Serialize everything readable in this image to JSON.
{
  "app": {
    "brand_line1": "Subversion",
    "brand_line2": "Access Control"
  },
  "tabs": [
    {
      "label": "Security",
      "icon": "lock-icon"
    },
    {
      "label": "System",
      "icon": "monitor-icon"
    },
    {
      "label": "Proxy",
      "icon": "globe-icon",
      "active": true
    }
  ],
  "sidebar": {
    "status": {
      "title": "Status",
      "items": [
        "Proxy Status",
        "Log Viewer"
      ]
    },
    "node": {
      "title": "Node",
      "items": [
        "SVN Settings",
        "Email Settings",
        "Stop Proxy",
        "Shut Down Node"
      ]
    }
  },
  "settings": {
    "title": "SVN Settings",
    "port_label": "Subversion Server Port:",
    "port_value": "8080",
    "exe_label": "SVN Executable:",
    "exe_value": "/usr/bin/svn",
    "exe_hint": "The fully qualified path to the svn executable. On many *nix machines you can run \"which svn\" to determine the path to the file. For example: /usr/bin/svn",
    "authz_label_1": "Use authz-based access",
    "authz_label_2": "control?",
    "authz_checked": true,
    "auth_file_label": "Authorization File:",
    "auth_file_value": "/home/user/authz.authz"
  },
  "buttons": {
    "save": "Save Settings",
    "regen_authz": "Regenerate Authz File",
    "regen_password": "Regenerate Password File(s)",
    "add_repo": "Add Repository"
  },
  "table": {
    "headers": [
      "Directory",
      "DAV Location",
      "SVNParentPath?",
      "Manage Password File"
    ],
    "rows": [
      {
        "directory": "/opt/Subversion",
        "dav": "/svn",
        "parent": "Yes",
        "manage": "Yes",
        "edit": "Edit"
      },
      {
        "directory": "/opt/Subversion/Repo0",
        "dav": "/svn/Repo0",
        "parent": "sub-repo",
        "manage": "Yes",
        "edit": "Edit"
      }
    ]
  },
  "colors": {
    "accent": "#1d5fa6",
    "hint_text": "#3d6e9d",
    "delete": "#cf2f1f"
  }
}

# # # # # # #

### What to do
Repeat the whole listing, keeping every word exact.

### Final answer
Serialize everything readable in this image to JSON.
{
  "app": {
    "brand_line1": "Subversion",
    "brand_line2": "Access Control"
  },
  "tabs": [
    {
      "label": "Security",
      "icon": "lock-icon"
    },
    {
      "label": "System",
      "icon": "monitor-icon"
    },
    {
      "label": "Proxy",
      "icon": "globe-icon",
      "active": true
    }
  ],
  "sidebar": {
    "status": {
      "title": "Status",
      "items": [
        "Proxy Status",
        "Log Viewer"
      ]
    },
    "node": {
      "title": "Node",
      "items": [
        "SVN Settings",
        "Email Settings",
        "Stop Proxy",
        "Shut Down Node"
      ]
    }
  },
  "settings": {
    "title": "SVN Settings",
    "port_label": "Subversion Server Port:",
    "port_value": "8080",
    "exe_label": "SVN Executable:",
    "exe_value": "/usr/bin/svn",
    "exe_hint": "The fully qualified path to the svn executable. On many *nix machines you can run \"which svn\" to determine the path to the file. For example: /usr/bin/svn",
    "authz_label_1": "Use authz-based access",
    "authz_label_2": "control?",
    "authz_checked": true,
    "auth_file_label": "Authorization File:",
    "auth_file_value": "/home/user/authz.authz"
  },
  "buttons": {
    "save": "Save Settings",
    "regen_authz": "Regenerate Authz File",
    "regen_password": "Regenerate Password File(s)",
    "add_repo": "Add Repository"
  },
  "table": {
    "headers": [
      "Directory",
      "DAV Location",
      "SVNParentPath?",
      "Manage Password File"
    ],
    "rows": [
      {
        "directory": "/opt/Subversion",
        "dav": "/svn",
        "parent": "Yes",
        "manage": "Yes",
        "edit": "Edit"
      },
      {
        "directory": "/opt/Subversion/Repo0",
        "dav": "/svn/Repo0",
        "parent": "sub-repo",
        "manage": "Yes",
        "edit": "Edit"
      }
    ]
  },
  "colors": {
    "accent": "#1d5fa6",
    "hint_text": "#3d6e9d",
    "delete": "#cf2f1f"
  }
}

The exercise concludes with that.